Patriot Front’s website features slick, high-quality videos of its members around the country engaged in hand-to-hand combat training and acts of vandalism that it calls “activism.” The faces of the people in those videos, however, are obscured.

Around the time that the Ashe mural was vandalized, other public murals, community centers and racial justice memorials around the country were also covered with graffiti bearing the group’s name and slogans, according to various media reports.

The Anti-Defamation League and Southern Poverty Law Center define Patriot Front as a hate group rooted in a white nationalist ideology.

According to the ADL, Patriot Front has been responsible for the “vast majority of white supremacist propaganda distributed in the United States” since 2019.

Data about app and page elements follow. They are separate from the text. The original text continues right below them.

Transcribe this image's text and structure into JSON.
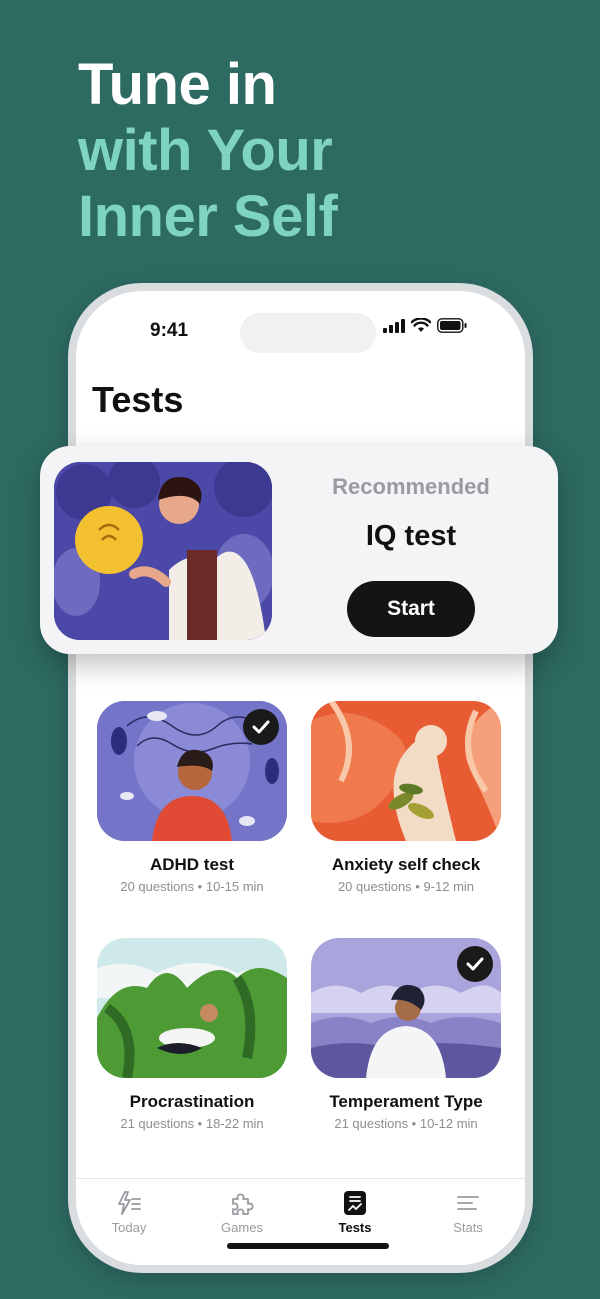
{
  "headline": {
    "line1": "Tune in",
    "line2": "with Your",
    "line3": "Inner Self"
  },
  "status_bar": {
    "time": "9:41"
  },
  "page": {
    "title": "Tests"
  },
  "recommended": {
    "label": "Recommended",
    "title": "IQ test",
    "button": "Start"
  },
  "tests": [
    {
      "title": "ADHD test",
      "meta": "20 questions • 10-15 min",
      "completed": true
    },
    {
      "title": "Anxiety self check",
      "meta": "20 questions • 9-12 min",
      "completed": false
    },
    {
      "title": "Procrastination",
      "meta": "21 questions • 18-22 min",
      "completed": false
    },
    {
      "title": "Temperament Type",
      "meta": "21 questions • 10-12 min",
      "completed": true
    }
  ],
  "tabs": [
    {
      "label": "Today",
      "icon": "lightning-list-icon"
    },
    {
      "label": "Games",
      "icon": "puzzle-icon"
    },
    {
      "label": "Tests",
      "icon": "test-sheet-icon",
      "active": true
    },
    {
      "label": "Stats",
      "icon": "lines-icon"
    }
  ],
  "colors": {
    "background": "#2d6a62",
    "accent": "#7fd4c0",
    "button": "#141416"
  }
}
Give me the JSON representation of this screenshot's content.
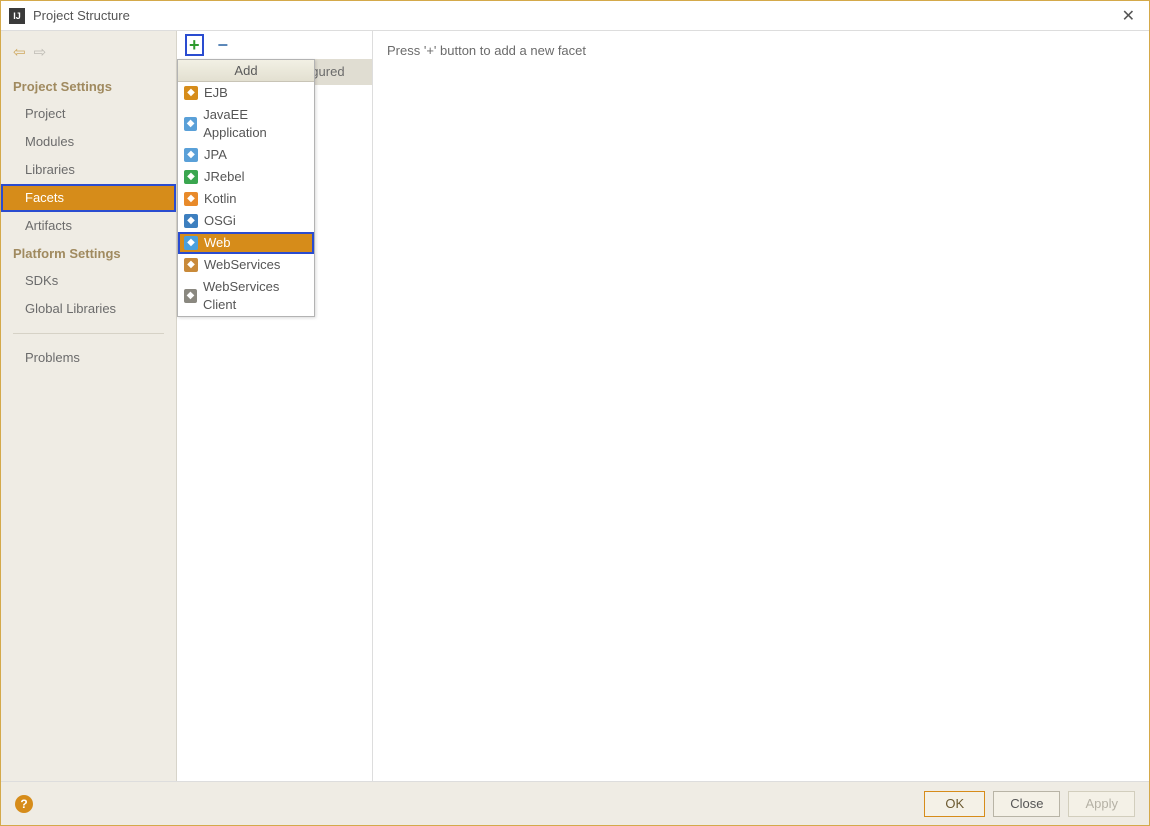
{
  "window": {
    "title": "Project Structure"
  },
  "sidebar": {
    "section1": "Project Settings",
    "items1": [
      {
        "label": "Project",
        "selected": false
      },
      {
        "label": "Modules",
        "selected": false
      },
      {
        "label": "Libraries",
        "selected": false
      },
      {
        "label": "Facets",
        "selected": true
      },
      {
        "label": "Artifacts",
        "selected": false
      }
    ],
    "section2": "Platform Settings",
    "items2": [
      {
        "label": "SDKs",
        "selected": false
      },
      {
        "label": "Global Libraries",
        "selected": false
      }
    ],
    "problems": "Problems"
  },
  "middle": {
    "tab_text_visible": "igured"
  },
  "popup": {
    "header": "Add",
    "items": [
      {
        "label": "EJB",
        "icon": "ejb",
        "selected": false
      },
      {
        "label": "JavaEE Application",
        "icon": "javaee",
        "selected": false
      },
      {
        "label": "JPA",
        "icon": "jpa",
        "selected": false
      },
      {
        "label": "JRebel",
        "icon": "jrebel",
        "selected": false
      },
      {
        "label": "Kotlin",
        "icon": "kotlin",
        "selected": false
      },
      {
        "label": "OSGi",
        "icon": "osgi",
        "selected": false
      },
      {
        "label": "Web",
        "icon": "web",
        "selected": true
      },
      {
        "label": "WebServices",
        "icon": "ws",
        "selected": false
      },
      {
        "label": "WebServices Client",
        "icon": "wsc",
        "selected": false
      }
    ]
  },
  "main": {
    "hint": "Press '+' button to add a new facet"
  },
  "footer": {
    "ok": "OK",
    "close": "Close",
    "apply": "Apply"
  },
  "icon_colors": {
    "ejb": "#d68c1a",
    "javaee": "#5aa0d8",
    "jpa": "#5aa0d8",
    "jrebel": "#3aa64f",
    "kotlin": "#e88a2a",
    "osgi": "#3d7fbf",
    "web": "#4aa0dd",
    "ws": "#c98a3a",
    "wsc": "#8a8880"
  }
}
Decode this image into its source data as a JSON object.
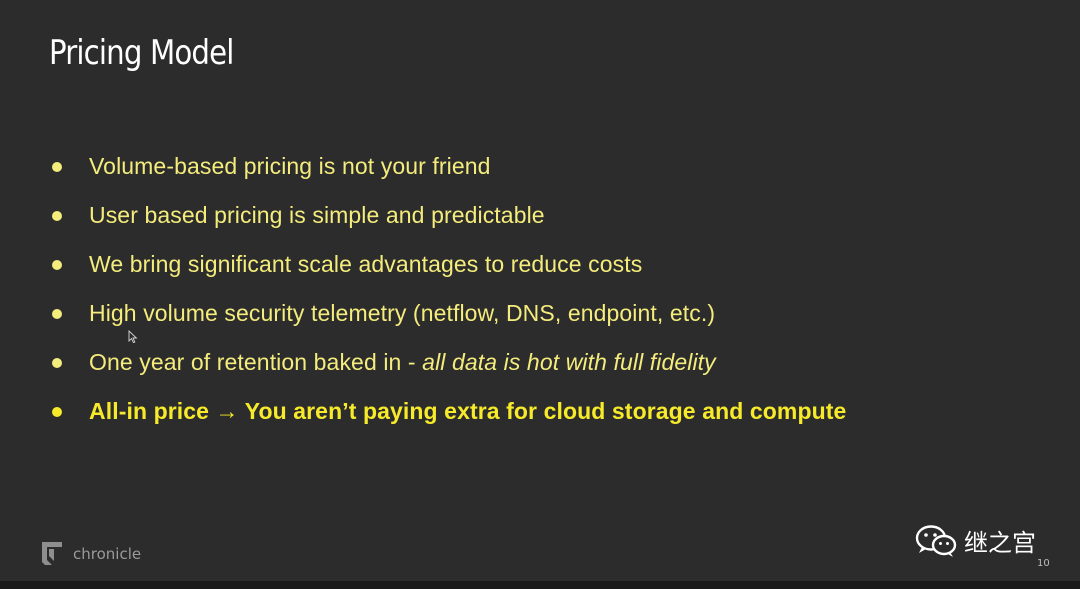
{
  "slide": {
    "title": "Pricing Model",
    "bullets": [
      {
        "text": "Volume-based pricing is not your friend"
      },
      {
        "text": "User based pricing is simple and predictable"
      },
      {
        "text": "We bring significant scale advantages to reduce costs"
      },
      {
        "text": "High volume security telemetry (netflow, DNS, endpoint, etc.)"
      },
      {
        "text": "One year of retention baked in - ",
        "italic": "all data is hot with full fidelity"
      },
      {
        "text": "All-in price → You aren’t paying extra for cloud storage and compute"
      }
    ],
    "logo_text": "chronicle",
    "page_number": "10"
  },
  "watermark": {
    "text": "继之宫",
    "icon": "wechat-icon"
  },
  "colors": {
    "background": "#2c2c2c",
    "bullet_text": "#f4ec7c",
    "bold_text": "#f6ea2a",
    "title": "#ffffff"
  }
}
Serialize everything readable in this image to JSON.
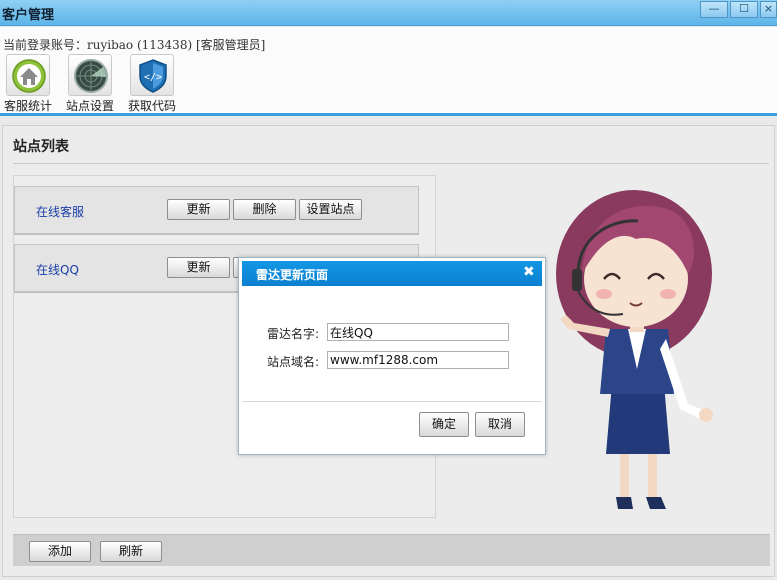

The SPLC says Patriot Front formed several years ago as a spinoff of the neo-Nazi group Vanguard America following the fatal Unite the Right rally in Charlottesville five years ago.

James Alex Fields, the man who was convicted of killing Heather Heyer and injuring scores of people by driving his vehicle into a crowd of counterprotesters that day, marched at the event carrying a shield bearing Vanguard’s insignia.

A military veterans organization, Task Force Butler, recently called on prosecutors to take Patriot Front more seriously and seek criminal charges against its leaders as the group continues to seek notoriety through its vandalism and public marches, according to a recent NBC News report.

Thornhill said other Richmond murals dedicated to historic Black neighborhoods and community leaders have also been targeted in recent months.

While that graffiti does not match the Patriot Front stencils that were on the Ashe mural, he said it’s deeply upsetting for him as an artist and a local community member thinking that people could be intentionally defacing the street art because of racist ideologies.

“I’m hoping the perpetrators get caught,” he said. “This is not the culture we try to bring up as artists. We are about beauty and education.”